**** DATASET RECORDS ****

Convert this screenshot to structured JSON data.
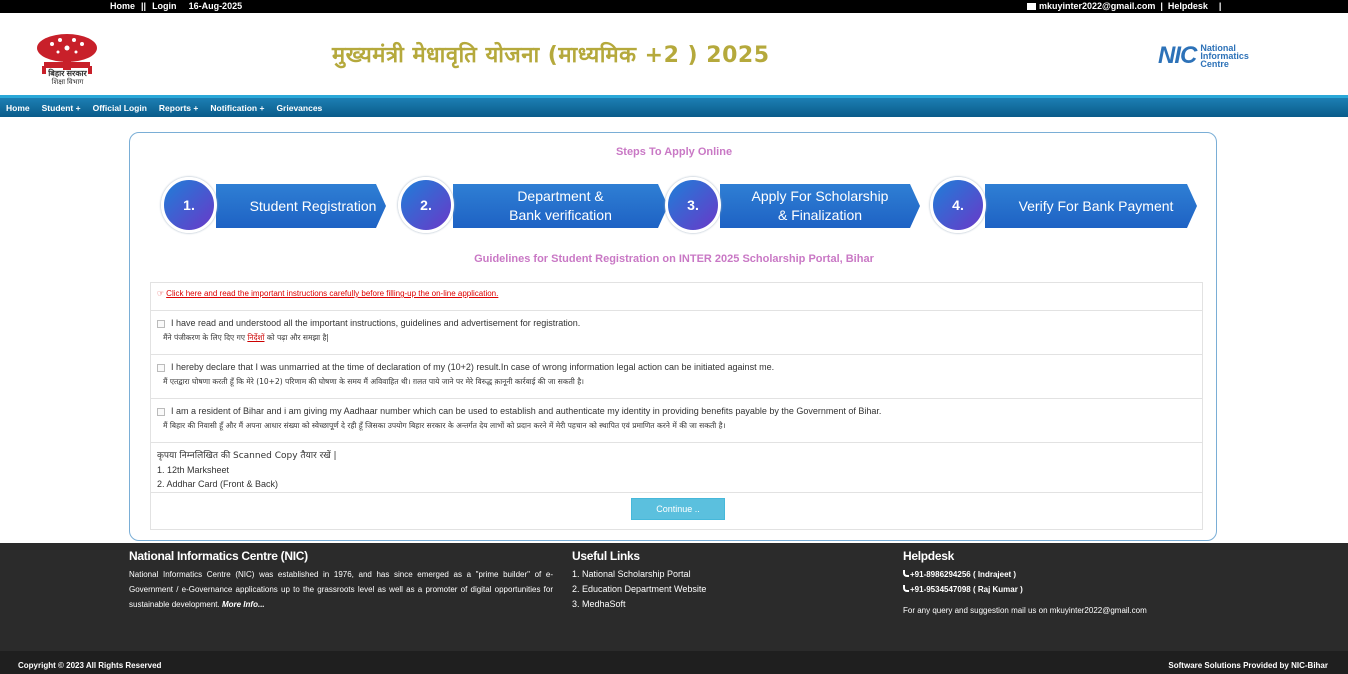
{
  "topbar": {
    "home": "Home",
    "sep": "||",
    "login": "Login",
    "date": "16-Aug-2025",
    "email": "mkuyinter2022@gmail.com",
    "divider": "|",
    "helpdesk": "Helpdesk",
    "tail": "|"
  },
  "header": {
    "emblem_caption_1": "बिहार सरकार",
    "emblem_caption_2": "शिक्षा विभाग",
    "title": "मुख्यमंत्री  मेधावृति योजना (माध्यमिक +2 ) 2025",
    "nic_letters": "NIC",
    "nic_text": [
      "National",
      "Informatics",
      "Centre"
    ]
  },
  "nav": [
    "Home",
    "Student +",
    "Official Login",
    "Reports +",
    "Notification +",
    "Grievances"
  ],
  "steps": {
    "title": "Steps To Apply Online",
    "items": [
      {
        "num": "1.",
        "label": "Student Registration"
      },
      {
        "num": "2.",
        "label": "Department &\nBank verification"
      },
      {
        "num": "3.",
        "label": "Apply For Scholarship\n& Finalization"
      },
      {
        "num": "4.",
        "label": "Verify For Bank Payment"
      }
    ]
  },
  "guidelines": {
    "title": "Guidelines for Student Registration on INTER 2025 Scholarship Portal, Bihar",
    "instructions_link": "Click here and read the important instructions carefully before filling-up the on-line application.",
    "decl1_en": "I have read and understood all the important instructions, guidelines and advertisement for registration.",
    "decl1_hi_a": "मैंने पंजीकरण के लिए दिए गए ",
    "decl1_hi_link": "निर्देशों",
    "decl1_hi_b": " को पढ़ा और समझा है|",
    "decl2_en": "I hereby declare that I was unmarried at the time of declaration of my (10+2) result.In case of wrong information legal action can be initiated against me.",
    "decl2_hi": "मैं एतद्वारा घोषणा करती हूँ कि मेरे (10+2) परिणाम की घोषणा के समय मैं अविवाहित थी। ग़लत पाये जाने पर मेरे विरुद्ध क़ानूनी कार्रवाई की जा सकती है।",
    "decl3_en": "I am a resident of Bihar and i am giving my Aadhaar number which can be used to establish and authenticate my identity in providing benefits payable by the Government of Bihar.",
    "decl3_hi": "मैं बिहार की निवासी हूँ और मैं अपना आधार संख्या को स्वेच्छापूर्ण दे रही हूँ जिसका उपयोग बिहार सरकार के अन्तर्गत देय लाभों को प्रदान करने में मेरी पहचान को स्थापित एवं प्रमाणित करने में की जा सकती है।",
    "docs_title": "कृपया निम्नलिखित की Scanned Copy तैयार रखें |",
    "docs": [
      "1. 12th Marksheet",
      "2. Addhar Card (Front & Back)"
    ],
    "continue": "Continue .."
  },
  "footer": {
    "nic_title": "National Informatics Centre (NIC)",
    "nic_desc": "National Informatics Centre (NIC) was established in 1976, and has since emerged as a \"prime builder\" of e-Government / e-Governance applications up to the grassroots level as well as a promoter of digital opportunities for sustainable development.",
    "more": "More Info...",
    "links_title": "Useful Links",
    "links": [
      "1. National Scholarship Portal",
      "2. Education Department Website",
      "3. MedhaSoft"
    ],
    "help_title": "Helpdesk",
    "phone1": "+91-8986294256 ( Indrajeet )",
    "phone2": "+91-9534547098 ( Raj Kumar )",
    "query": "For any query and suggestion mail us on mkuyinter2022@gmail.com"
  },
  "bottom": {
    "copyright": "Copyright © 2023 All Rights Reserved",
    "provided": "Software Solutions Provided by NIC-Bihar"
  }
}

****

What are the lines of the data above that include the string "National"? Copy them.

      "National",
    "nic_title": "National Informatics Centre (NIC)",
    "nic_desc": "National Informatics Centre (NIC) was established in 1976, and has since emerged as a \"prime builder\" of e-Government / e-Governance applications up to the grassroots level as well as a promoter of digital opportunities for sustainable development.",
      "1. National Scholarship Portal",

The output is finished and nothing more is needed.